===== DATASET

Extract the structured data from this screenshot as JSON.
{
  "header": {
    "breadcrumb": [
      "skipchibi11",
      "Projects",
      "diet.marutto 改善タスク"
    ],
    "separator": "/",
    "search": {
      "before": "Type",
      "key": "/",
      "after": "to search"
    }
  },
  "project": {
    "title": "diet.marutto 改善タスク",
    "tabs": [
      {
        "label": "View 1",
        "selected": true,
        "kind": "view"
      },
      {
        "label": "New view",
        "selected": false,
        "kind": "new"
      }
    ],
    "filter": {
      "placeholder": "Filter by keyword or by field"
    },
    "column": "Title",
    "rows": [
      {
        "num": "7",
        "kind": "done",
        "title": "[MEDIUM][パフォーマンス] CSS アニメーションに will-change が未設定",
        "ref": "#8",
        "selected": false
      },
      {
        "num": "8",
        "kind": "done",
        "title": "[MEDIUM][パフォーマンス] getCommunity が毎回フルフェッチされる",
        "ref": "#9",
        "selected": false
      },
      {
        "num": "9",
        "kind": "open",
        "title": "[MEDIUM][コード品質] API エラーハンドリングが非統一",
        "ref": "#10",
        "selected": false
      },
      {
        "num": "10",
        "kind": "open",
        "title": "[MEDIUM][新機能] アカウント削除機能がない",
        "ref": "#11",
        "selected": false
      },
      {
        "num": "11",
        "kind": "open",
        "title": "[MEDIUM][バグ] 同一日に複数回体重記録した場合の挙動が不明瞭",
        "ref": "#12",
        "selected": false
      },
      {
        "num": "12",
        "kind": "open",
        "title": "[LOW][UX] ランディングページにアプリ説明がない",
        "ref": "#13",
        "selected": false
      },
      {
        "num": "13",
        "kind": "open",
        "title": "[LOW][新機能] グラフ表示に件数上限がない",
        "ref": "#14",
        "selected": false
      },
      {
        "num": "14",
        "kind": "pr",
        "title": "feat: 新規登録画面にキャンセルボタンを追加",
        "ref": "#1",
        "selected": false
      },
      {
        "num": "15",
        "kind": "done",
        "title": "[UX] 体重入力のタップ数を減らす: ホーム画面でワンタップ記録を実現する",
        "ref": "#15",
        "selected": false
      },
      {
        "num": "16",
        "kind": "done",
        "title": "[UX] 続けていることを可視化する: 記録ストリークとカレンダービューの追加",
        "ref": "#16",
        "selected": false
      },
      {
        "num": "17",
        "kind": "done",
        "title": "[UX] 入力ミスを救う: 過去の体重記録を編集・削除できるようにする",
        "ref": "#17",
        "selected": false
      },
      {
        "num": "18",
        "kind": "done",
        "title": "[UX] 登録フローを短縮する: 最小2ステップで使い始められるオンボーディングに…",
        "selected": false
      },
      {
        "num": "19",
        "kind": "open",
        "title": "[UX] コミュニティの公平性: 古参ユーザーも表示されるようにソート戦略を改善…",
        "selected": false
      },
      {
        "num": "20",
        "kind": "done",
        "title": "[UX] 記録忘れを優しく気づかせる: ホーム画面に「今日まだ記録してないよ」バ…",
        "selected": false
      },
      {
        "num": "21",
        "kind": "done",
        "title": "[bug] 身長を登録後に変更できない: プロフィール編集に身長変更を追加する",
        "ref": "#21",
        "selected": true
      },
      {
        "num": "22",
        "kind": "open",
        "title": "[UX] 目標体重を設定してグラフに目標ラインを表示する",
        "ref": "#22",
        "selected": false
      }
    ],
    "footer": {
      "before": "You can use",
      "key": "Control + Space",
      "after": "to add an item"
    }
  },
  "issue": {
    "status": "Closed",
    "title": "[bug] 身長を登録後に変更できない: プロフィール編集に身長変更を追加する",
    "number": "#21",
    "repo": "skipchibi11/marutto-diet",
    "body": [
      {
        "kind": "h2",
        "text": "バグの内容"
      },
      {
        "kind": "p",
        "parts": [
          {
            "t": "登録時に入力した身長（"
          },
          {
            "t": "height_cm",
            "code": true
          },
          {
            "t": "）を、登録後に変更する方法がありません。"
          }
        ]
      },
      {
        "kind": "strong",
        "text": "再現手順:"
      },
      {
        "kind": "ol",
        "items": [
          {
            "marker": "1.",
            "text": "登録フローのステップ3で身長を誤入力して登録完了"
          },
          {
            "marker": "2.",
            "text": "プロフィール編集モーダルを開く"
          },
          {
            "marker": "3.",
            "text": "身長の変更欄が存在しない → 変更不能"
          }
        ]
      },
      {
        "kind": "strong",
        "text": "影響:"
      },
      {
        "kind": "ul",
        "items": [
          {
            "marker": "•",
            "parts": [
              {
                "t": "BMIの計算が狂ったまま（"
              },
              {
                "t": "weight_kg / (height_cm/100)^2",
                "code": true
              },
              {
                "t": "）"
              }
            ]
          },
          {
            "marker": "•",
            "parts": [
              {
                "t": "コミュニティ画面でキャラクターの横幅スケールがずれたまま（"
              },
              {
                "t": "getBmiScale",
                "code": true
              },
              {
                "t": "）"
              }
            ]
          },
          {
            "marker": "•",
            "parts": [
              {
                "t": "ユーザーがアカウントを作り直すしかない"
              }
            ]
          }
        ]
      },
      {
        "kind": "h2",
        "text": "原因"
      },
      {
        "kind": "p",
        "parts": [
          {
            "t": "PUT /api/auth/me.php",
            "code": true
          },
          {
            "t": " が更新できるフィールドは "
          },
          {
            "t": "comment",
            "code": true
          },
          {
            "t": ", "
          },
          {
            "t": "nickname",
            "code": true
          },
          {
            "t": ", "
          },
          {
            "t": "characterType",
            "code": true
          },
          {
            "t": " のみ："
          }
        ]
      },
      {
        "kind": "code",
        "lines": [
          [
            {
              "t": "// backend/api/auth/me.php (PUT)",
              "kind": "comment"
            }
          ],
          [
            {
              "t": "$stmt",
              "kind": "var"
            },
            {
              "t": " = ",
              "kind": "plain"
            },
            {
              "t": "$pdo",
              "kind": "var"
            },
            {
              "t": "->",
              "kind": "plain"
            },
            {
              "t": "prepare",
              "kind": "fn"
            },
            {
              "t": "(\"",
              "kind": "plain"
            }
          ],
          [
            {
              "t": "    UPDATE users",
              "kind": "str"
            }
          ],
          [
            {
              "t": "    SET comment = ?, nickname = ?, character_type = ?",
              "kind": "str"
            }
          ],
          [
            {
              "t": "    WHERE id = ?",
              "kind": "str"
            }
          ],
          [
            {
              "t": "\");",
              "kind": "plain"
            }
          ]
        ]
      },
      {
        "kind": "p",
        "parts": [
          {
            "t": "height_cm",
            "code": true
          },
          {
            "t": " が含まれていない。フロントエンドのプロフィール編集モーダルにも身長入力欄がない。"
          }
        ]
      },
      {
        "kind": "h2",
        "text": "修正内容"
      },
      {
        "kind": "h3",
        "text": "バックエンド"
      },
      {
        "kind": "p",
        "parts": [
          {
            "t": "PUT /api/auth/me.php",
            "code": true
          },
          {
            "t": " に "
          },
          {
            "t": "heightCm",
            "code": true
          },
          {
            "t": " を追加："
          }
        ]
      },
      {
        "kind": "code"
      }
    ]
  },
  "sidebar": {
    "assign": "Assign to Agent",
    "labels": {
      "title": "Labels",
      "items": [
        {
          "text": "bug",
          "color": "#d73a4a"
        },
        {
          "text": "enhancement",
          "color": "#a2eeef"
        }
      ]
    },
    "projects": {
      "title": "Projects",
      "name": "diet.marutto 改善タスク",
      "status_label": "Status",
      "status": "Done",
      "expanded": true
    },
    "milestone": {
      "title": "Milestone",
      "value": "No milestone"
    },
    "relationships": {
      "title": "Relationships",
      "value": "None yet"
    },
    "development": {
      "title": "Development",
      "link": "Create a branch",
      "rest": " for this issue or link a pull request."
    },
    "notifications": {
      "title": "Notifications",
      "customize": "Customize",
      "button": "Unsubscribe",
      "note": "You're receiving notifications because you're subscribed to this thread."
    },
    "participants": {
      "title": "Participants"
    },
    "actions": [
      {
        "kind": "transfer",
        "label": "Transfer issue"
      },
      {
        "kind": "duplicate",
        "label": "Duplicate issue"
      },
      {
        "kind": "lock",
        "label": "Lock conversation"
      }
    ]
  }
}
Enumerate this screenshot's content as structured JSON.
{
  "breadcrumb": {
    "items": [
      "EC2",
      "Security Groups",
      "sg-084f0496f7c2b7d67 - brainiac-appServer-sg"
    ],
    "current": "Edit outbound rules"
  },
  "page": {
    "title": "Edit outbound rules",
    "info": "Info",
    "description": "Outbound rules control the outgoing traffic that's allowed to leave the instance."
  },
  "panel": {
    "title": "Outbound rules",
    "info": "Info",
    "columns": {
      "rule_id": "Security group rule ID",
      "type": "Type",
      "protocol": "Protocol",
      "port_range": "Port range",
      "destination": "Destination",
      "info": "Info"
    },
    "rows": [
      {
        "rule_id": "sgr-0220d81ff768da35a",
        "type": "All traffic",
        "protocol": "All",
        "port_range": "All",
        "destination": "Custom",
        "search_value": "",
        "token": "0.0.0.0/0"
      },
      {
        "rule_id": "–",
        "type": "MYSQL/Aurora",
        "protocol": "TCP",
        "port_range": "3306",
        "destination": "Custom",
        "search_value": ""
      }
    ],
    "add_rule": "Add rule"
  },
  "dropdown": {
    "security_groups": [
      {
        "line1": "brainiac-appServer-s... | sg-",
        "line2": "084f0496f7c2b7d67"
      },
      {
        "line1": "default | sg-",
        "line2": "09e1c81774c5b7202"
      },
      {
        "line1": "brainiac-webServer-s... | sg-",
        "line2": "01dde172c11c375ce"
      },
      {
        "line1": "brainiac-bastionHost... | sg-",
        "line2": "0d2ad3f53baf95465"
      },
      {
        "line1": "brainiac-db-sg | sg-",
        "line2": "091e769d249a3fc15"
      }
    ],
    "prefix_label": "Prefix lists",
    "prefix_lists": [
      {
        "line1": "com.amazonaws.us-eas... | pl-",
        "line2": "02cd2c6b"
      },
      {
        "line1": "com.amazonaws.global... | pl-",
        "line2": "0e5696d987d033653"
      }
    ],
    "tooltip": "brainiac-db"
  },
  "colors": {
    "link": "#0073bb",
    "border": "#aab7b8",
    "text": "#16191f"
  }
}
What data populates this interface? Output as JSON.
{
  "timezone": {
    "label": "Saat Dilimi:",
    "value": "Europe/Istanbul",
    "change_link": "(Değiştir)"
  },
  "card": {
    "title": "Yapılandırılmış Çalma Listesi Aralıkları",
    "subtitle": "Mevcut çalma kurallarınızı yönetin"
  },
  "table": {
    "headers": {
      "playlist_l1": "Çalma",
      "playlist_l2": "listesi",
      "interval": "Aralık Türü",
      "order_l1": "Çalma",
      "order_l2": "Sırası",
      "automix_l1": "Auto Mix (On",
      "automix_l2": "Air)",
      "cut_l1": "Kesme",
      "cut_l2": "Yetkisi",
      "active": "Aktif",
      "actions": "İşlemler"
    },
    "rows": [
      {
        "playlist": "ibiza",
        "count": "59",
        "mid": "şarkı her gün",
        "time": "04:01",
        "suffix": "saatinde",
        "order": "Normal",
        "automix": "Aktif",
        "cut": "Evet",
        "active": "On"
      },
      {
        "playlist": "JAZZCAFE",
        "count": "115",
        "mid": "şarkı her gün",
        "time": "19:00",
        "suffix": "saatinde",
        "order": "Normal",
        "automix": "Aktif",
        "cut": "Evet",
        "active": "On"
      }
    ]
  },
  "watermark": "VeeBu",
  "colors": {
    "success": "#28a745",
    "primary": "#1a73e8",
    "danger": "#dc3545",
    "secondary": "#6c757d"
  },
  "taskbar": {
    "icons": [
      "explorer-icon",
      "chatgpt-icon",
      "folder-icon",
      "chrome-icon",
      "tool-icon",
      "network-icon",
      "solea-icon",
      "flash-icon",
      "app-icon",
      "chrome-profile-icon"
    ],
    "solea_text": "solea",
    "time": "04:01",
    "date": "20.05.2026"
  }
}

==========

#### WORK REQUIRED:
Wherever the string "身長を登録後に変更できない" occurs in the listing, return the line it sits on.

#### WRITTEN SOLUTION:
        "title": "[bug] 身長を登録後に変更できない: プロフィール編集に身長変更を追加する",
    "title": "[bug] 身長を登録後に変更できない: プロフィール編集に身長変更を追加する",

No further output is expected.